====== GIVEN DATA ======

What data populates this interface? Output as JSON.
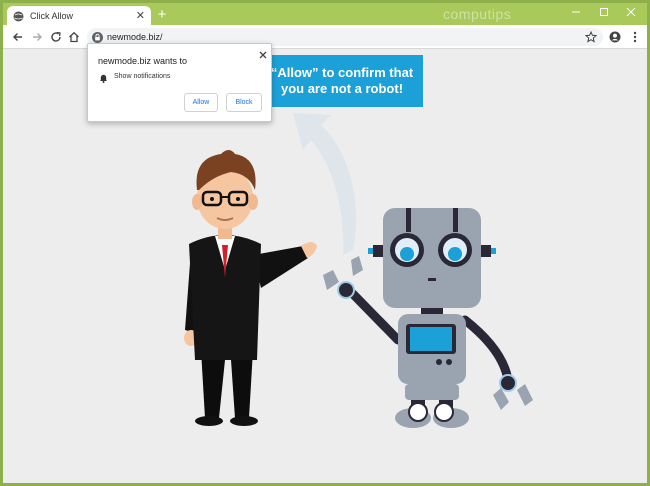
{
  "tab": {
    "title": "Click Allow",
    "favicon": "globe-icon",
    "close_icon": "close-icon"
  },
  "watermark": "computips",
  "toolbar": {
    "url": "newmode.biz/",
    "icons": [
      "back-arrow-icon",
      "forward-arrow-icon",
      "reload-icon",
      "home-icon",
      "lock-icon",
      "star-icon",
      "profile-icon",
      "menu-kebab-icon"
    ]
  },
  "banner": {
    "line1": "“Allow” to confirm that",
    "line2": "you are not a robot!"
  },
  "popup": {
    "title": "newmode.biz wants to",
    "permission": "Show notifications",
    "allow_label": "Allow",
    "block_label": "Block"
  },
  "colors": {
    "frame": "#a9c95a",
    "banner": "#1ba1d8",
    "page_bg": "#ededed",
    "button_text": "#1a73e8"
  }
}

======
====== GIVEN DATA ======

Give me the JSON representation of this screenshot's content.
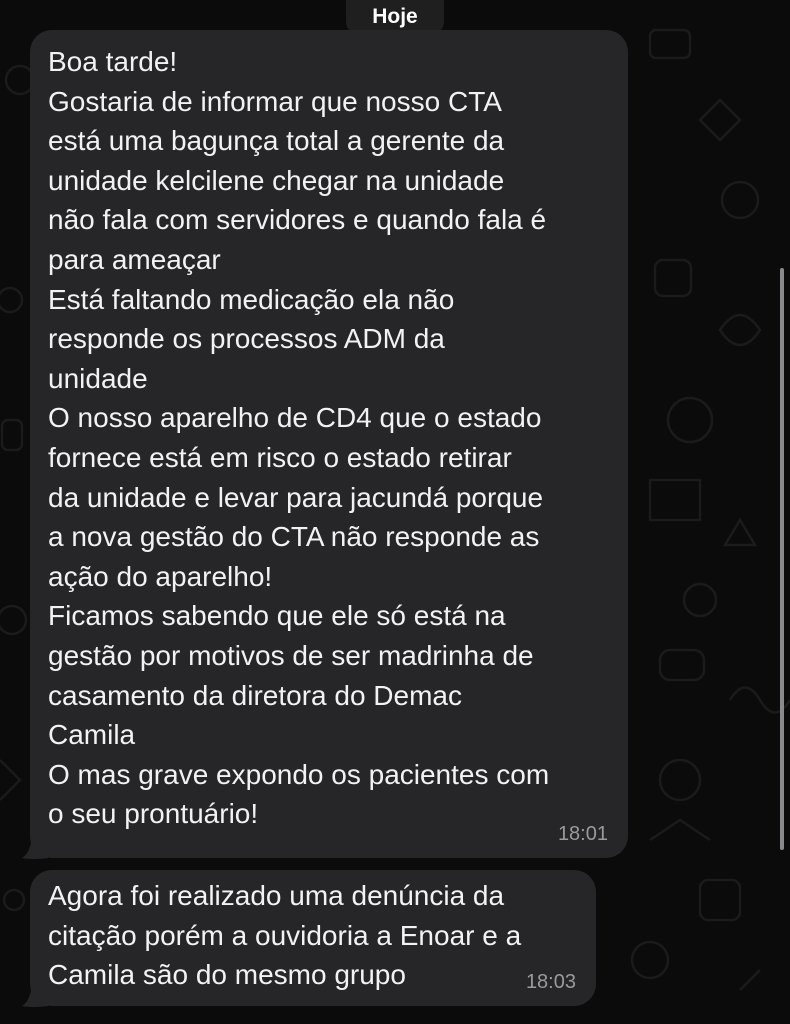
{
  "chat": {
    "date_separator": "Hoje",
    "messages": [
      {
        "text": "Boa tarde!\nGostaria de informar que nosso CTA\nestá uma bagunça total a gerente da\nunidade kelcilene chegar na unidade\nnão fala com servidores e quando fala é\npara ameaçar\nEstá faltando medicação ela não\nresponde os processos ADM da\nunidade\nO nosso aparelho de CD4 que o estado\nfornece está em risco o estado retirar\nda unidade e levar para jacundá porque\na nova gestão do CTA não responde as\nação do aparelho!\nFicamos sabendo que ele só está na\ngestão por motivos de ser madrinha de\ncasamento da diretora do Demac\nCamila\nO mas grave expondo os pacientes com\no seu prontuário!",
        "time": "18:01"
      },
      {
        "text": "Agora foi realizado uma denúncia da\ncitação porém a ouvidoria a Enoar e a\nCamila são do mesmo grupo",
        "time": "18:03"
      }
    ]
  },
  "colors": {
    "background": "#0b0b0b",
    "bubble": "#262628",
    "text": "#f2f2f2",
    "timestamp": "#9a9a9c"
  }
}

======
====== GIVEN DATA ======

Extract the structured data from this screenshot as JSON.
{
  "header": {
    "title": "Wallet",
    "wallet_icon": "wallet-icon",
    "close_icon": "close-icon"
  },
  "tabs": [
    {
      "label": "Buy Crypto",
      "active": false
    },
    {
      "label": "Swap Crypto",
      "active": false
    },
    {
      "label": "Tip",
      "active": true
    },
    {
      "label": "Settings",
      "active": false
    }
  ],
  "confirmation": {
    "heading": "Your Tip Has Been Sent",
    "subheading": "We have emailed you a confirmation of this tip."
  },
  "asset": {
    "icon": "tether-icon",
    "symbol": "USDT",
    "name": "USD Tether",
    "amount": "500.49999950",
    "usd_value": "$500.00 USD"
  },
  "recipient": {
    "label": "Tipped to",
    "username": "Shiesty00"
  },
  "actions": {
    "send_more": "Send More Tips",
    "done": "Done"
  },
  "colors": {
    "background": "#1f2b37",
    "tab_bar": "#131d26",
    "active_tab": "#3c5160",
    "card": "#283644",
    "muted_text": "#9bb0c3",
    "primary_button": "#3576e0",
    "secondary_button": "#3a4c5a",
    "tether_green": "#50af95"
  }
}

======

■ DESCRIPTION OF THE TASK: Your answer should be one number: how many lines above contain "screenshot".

■ ANSWER SECTION: 2